Stosur wound back the clock at Roland Garros this fortnight, taking down two former finalists as she reached the final four on the red clay of Paris for the fourth time.
But her dream of a second grand slam title – to join her 2011 US Open triumph – was trumped on Friday by the monster groundstrokes of Spanish sensation Garbine Muguruza.
Stosur was blown off the court 6-2 6-4 by the 22-year-old fourth seed, who will face 21-times grand slam champion Serena Williams in Saturday’s final.
But despite the one-sided end to her campaign, Stosur proved with victories over world No.6 Simona Halep and 11th seed Lucie Safarova that she’s far from a spent force.
“Certainly I don’t feel like the tennis I have played is out of myself or something that I’m not able to replicate,” Stosur said.

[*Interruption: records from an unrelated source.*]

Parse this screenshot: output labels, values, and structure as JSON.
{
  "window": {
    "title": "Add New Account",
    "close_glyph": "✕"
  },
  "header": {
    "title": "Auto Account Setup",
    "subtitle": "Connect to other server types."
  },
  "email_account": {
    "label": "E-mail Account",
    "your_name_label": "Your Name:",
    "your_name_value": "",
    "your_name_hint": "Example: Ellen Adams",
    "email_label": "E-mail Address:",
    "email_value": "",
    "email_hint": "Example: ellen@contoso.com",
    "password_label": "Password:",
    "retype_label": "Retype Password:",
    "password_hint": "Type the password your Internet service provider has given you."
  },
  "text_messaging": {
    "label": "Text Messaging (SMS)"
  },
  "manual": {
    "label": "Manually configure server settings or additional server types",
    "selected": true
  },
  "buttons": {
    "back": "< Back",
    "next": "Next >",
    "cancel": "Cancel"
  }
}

“I mean, I’ve got to be able to do it, but I certainly feel like I’m able to continue on the form I have showed this week.”
Having started the tournament ranked 24th in the world, Stosur will now climb to 14th – and would’ve cracked the top ten had she downed Muguruza.
The rankings rise puts her in the box seat to get a top-16 seeding at Wimbledon later this month – and the fourth-round protection, where she cannot face one of the top eight seeds until the fourth round, it affords her.
Stosur will now turn her attention to the Eastbourne International, which starts on June 19.
“It’s been a really great (fortnight at) Roland Garros for me,” Stosur said.
“Semis is something I’m really proud of, and it’s also really satisfying knowing that I had a really good leadup to here and then I was able to continue that form right through.”
From the outset on Friday, Stosur was outmatched, with Muguruza breaking the 32-year-old twice as she raced to a 4-0 first-set lead in a mere 18 minutes.
Her serve – which had proved invaluable in victory over Safarova and Halep – also faltered at crucial times as Stosur on three occasions double-faulted to hand breaks to her young rival.
But ultimately it was simply a dominant performance from Muguruza which proved the difference, with the Spaniard smashing 20 winners and pressuring Stosur into 22 forced and 20 unforced errors.
“I didn’t serve enough good serve percentage today, but I was trying to go after it,” Stosur said.
“It was really cold and you didn’t feel like you were getting a lot pop, so I really had to try and do something.
“Otherwise I knew she was going to swing away and dictate, which unfortunately she still was able to do for most of the match.”